For instance, if the government just buys the assets from the banks and leave existing management in place, then the shareholders win. The government will essentially be buying toxic assets at an above market value and putting the burden on working out the problems and taking the losses on the government.
However, if the government takes over Citigroup because the company management teams have been incompetent, then the shareholders get nothing. It would be a repeat of Fannie Mae and Freddie Mac. The banks get put into conservatorship until all the assets get worked out. Bill Siedman, CNBC commentator who ran the original Resolution Trust Company, explained the concept in a recent interview on Fast Money.

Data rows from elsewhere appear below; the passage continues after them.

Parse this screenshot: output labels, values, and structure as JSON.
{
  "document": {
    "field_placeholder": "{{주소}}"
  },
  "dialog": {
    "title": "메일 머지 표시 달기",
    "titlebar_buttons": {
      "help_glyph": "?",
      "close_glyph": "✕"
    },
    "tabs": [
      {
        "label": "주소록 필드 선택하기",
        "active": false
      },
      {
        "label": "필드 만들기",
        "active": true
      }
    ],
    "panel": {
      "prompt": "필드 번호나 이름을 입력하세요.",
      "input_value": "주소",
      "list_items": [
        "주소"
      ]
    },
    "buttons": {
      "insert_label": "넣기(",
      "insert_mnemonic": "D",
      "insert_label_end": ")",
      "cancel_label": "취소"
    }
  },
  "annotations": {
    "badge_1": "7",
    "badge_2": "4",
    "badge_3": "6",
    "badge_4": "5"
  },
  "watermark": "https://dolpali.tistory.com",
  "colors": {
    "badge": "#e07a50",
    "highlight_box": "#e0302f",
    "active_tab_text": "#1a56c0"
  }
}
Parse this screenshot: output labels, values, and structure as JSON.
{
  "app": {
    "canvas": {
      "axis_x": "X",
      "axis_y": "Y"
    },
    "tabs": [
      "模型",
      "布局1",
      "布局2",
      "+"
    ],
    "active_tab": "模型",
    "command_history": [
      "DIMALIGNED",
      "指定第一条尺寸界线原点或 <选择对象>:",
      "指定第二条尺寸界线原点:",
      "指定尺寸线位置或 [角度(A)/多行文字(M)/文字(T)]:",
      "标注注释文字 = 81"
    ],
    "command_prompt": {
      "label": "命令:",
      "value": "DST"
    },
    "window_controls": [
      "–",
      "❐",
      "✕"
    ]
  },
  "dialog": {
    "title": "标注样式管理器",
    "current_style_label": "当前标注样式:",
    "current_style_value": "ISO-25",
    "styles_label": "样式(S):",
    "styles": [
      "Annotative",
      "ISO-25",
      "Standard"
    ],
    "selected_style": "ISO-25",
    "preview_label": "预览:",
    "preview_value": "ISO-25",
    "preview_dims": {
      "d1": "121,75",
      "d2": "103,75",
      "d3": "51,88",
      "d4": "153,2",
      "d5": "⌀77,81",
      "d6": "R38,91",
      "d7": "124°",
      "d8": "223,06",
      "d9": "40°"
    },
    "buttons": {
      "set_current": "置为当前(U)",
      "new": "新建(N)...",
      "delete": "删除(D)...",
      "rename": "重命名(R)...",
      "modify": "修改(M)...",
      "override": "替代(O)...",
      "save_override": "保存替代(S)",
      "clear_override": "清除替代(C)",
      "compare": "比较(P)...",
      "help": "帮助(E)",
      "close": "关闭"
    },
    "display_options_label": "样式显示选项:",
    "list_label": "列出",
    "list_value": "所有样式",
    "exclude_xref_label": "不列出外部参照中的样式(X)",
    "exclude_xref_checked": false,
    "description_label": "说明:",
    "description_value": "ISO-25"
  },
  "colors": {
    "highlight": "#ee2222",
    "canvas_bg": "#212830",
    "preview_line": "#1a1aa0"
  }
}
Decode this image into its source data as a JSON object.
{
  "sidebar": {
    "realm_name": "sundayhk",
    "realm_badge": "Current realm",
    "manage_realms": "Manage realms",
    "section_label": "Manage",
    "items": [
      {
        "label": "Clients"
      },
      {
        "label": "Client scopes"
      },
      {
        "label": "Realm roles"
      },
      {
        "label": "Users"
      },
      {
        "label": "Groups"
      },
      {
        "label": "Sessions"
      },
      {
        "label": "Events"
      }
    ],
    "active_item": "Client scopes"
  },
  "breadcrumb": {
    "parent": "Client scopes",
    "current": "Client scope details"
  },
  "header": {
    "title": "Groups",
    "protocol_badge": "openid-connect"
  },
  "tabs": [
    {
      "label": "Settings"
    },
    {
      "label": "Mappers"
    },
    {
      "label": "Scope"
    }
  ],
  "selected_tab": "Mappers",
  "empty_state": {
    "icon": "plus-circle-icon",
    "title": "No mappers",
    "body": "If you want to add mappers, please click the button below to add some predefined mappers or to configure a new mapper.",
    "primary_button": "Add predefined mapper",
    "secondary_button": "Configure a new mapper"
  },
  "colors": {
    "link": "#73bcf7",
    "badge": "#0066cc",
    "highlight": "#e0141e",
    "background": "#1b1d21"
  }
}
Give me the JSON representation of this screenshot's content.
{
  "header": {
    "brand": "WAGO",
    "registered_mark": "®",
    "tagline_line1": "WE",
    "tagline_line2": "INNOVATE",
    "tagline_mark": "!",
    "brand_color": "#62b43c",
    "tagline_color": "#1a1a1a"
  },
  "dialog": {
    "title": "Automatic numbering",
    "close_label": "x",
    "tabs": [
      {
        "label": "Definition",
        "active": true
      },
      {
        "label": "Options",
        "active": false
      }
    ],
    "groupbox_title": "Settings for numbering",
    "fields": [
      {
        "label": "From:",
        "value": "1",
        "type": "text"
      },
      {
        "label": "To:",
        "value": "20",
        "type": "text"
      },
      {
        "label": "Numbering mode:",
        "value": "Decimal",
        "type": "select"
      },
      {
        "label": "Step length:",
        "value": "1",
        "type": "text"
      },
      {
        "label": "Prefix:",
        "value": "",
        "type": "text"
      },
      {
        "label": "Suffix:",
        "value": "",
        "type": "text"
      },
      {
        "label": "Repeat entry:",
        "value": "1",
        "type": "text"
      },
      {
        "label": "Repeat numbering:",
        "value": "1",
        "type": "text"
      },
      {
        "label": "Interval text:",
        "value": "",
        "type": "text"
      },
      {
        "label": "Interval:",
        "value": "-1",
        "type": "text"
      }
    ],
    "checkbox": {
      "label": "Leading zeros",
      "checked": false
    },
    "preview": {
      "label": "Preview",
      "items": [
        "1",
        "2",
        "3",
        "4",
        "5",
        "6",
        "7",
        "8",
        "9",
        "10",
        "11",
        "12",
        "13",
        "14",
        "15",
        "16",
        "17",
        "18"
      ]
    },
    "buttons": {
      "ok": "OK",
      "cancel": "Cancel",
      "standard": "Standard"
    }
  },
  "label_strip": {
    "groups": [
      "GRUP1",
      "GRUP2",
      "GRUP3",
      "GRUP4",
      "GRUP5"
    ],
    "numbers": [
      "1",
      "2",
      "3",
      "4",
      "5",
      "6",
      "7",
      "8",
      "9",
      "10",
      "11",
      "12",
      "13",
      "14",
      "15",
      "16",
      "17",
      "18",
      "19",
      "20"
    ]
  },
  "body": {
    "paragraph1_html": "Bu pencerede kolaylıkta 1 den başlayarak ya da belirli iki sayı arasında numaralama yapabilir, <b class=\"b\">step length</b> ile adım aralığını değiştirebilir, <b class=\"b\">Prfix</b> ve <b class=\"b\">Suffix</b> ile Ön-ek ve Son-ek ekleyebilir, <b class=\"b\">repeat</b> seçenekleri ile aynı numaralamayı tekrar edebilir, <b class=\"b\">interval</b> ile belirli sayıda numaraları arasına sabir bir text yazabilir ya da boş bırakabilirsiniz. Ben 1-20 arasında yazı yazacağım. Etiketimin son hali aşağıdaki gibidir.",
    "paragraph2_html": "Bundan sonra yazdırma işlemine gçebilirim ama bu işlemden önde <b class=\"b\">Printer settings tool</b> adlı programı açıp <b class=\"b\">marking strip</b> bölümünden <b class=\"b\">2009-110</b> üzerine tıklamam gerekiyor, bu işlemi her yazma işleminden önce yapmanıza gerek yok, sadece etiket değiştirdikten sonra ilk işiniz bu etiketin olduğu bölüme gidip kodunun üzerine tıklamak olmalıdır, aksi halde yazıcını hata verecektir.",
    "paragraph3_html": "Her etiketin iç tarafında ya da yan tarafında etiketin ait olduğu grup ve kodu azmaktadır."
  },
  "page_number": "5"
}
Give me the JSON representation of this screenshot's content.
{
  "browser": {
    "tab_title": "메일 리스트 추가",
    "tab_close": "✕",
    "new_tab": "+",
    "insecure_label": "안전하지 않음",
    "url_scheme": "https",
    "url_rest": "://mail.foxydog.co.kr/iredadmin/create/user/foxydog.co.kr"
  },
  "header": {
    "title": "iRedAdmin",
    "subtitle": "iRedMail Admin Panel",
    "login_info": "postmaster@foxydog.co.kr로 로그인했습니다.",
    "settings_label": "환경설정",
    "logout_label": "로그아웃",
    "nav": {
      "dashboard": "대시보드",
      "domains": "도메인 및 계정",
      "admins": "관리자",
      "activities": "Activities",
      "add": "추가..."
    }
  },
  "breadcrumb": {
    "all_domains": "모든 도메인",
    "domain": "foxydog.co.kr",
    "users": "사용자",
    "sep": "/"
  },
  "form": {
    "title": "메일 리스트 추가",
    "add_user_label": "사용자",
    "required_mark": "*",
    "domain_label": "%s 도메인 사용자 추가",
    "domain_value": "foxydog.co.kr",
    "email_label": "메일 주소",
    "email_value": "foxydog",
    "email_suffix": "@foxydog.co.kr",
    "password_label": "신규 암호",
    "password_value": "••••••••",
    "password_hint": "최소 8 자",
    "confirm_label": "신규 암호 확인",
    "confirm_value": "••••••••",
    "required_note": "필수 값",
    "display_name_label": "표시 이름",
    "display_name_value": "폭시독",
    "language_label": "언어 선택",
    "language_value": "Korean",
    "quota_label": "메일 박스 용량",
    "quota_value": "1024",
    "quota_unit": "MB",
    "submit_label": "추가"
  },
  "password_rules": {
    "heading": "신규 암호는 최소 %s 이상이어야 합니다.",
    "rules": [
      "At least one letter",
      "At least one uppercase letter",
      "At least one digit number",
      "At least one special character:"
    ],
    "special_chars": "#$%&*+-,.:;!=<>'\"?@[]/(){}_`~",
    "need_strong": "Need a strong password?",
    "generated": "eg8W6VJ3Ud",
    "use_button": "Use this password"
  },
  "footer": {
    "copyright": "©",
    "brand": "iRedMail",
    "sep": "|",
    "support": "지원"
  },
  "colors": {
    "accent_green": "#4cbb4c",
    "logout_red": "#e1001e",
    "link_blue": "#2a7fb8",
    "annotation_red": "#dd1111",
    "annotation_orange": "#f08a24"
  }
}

Seidman said he basically nationalized many banks. He even states that the RTC would have nationalized Citigroup if the company hadn't gotten "saved" by Prince Al-Waleed. Siedman nationalized insolvent banks, fired and replaced management, sold off the bad assets and returned a "good" bank to the market. The problem with this method is that it takes guts, resolve and toughness. The government is basically taking the bank away from the shareholders and current management. Those parties will scream bloody murder.
In one scenario many bank stocks go to zero. In the other scenario, many bank stocks double. However, in either scenario, the overall tone of the market should improve as a huge overhand gets dealt with one way or the other.
I would guess that with the current administration the tax payers won't be the ones that will bear the brunt of the cost. President Obama doesn't seem to have the shareholder's or management's interest at heart. However, many Taft Hartley (union) and state pension plans have big exposure large cap bank stocks. Those plans would be badly hurt if shareholders were wiped out. In addition, buying the toxic assets gives the Administration a way to help homeowners and banks, but not look as much like they are coddling Wall Street. At this point, I think it is still a toss up which way the Administration will eventually lean.